◆ WHAT THE EXERCISE ASKS
Every line of the listing is to be printed again exactly.

Start of GIVEN DATA

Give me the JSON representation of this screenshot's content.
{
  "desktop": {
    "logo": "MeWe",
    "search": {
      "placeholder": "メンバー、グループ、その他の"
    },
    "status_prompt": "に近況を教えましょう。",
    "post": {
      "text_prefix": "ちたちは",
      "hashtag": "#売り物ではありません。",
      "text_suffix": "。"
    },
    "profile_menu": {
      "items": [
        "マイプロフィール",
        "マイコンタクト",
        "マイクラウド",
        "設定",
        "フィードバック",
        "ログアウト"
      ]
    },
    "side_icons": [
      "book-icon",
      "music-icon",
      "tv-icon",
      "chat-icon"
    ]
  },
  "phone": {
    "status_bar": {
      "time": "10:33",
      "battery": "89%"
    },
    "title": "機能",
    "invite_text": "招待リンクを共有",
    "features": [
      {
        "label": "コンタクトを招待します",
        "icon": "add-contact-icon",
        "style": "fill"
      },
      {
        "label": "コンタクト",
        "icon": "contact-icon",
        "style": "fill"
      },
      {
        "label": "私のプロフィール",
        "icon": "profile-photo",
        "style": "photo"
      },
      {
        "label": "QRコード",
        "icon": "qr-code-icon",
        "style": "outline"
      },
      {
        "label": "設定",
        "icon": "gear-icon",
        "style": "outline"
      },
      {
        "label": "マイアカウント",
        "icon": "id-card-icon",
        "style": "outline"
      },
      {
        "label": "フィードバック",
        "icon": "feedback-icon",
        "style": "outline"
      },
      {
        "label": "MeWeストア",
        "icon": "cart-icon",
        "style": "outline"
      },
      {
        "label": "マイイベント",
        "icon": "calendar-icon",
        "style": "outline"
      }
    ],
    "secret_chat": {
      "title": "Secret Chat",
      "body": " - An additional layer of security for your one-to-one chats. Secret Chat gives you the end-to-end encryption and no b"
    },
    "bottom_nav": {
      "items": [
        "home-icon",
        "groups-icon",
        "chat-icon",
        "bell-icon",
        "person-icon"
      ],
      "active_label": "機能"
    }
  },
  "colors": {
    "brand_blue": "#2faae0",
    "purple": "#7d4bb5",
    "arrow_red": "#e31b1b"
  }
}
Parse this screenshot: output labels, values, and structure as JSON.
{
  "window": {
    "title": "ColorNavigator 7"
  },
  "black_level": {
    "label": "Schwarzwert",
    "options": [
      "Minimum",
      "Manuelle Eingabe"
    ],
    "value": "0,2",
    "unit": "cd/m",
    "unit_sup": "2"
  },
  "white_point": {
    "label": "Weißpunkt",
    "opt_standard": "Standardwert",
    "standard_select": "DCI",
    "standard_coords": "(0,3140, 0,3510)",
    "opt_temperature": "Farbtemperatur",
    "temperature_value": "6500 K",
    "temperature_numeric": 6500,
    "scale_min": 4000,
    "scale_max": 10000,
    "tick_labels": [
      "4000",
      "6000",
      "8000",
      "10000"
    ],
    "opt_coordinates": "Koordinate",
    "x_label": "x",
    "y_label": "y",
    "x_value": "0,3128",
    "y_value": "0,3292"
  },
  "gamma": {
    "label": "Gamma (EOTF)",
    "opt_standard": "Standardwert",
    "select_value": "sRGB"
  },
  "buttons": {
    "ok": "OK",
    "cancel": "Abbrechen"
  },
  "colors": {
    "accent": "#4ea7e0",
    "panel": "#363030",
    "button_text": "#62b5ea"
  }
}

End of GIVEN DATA

◆ WRITTEN ANSWER
Give me the JSON representation of this screenshot's content.
{
  "desktop": {
    "logo": "MeWe",
    "search": {
      "placeholder": "メンバー、グループ、その他の"
    },
    "status_prompt": "に近況を教えましょう。",
    "post": {
      "text_prefix": "ちたちは",
      "hashtag": "#売り物ではありません。",
      "text_suffix": "。"
    },
    "profile_menu": {
      "items": [
        "マイプロフィール",
        "マイコンタクト",
        "マイクラウド",
        "設定",
        "フィードバック",
        "ログアウト"
      ]
    },
    "side_icons": [
      "book-icon",
      "music-icon",
      "tv-icon",
      "chat-icon"
    ]
  },
  "phone": {
    "status_bar": {
      "time": "10:33",
      "battery": "89%"
    },
    "title": "機能",
    "invite_text": "招待リンクを共有",
    "features": [
      {
        "label": "コンタクトを招待します",
        "icon": "add-contact-icon",
        "style": "fill"
      },
      {
        "label": "コンタクト",
        "icon": "contact-icon",
        "style": "fill"
      },
      {
        "label": "私のプロフィール",
        "icon": "profile-photo",
        "style": "photo"
      },
      {
        "label": "QRコード",
        "icon": "qr-code-icon",
        "style": "outline"
      },
      {
        "label": "設定",
        "icon": "gear-icon",
        "style": "outline"
      },
      {
        "label": "マイアカウント",
        "icon": "id-card-icon",
        "style": "outline"
      },
      {
        "label": "フィードバック",
        "icon": "feedback-icon",
        "style": "outline"
      },
      {
        "label": "MeWeストア",
        "icon": "cart-icon",
        "style": "outline"
      },
      {
        "label": "マイイベント",
        "icon": "calendar-icon",
        "style": "outline"
      }
    ],
    "secret_chat": {
      "title": "Secret Chat",
      "body": " - An additional layer of security for your one-to-one chats. Secret Chat gives you the end-to-end encryption and no b"
    },
    "bottom_nav": {
      "items": [
        "home-icon",
        "groups-icon",
        "chat-icon",
        "bell-icon",
        "person-icon"
      ],
      "active_label": "機能"
    }
  },
  "colors": {
    "brand_blue": "#2faae0",
    "purple": "#7d4bb5",
    "arrow_red": "#e31b1b"
  }
}
Parse this screenshot: output labels, values, and structure as JSON.
{
  "window": {
    "title": "ColorNavigator 7"
  },
  "black_level": {
    "label": "Schwarzwert",
    "options": [
      "Minimum",
      "Manuelle Eingabe"
    ],
    "value": "0,2",
    "unit": "cd/m",
    "unit_sup": "2"
  },
  "white_point": {
    "label": "Weißpunkt",
    "opt_standard": "Standardwert",
    "standard_select": "DCI",
    "standard_coords": "(0,3140, 0,3510)",
    "opt_temperature": "Farbtemperatur",
    "temperature_value": "6500 K",
    "temperature_numeric": 6500,
    "scale_min": 4000,
    "scale_max": 10000,
    "tick_labels": [
      "4000",
      "6000",
      "8000",
      "10000"
    ],
    "opt_coordinates": "Koordinate",
    "x_label": "x",
    "y_label": "y",
    "x_value": "0,3128",
    "y_value": "0,3292"
  },
  "gamma": {
    "label": "Gamma (EOTF)",
    "opt_standard": "Standardwert",
    "select_value": "sRGB"
  },
  "buttons": {
    "ok": "OK",
    "cancel": "Abbrechen"
  },
  "colors": {
    "accent": "#4ea7e0",
    "panel": "#363030",
    "button_text": "#62b5ea"
  }
}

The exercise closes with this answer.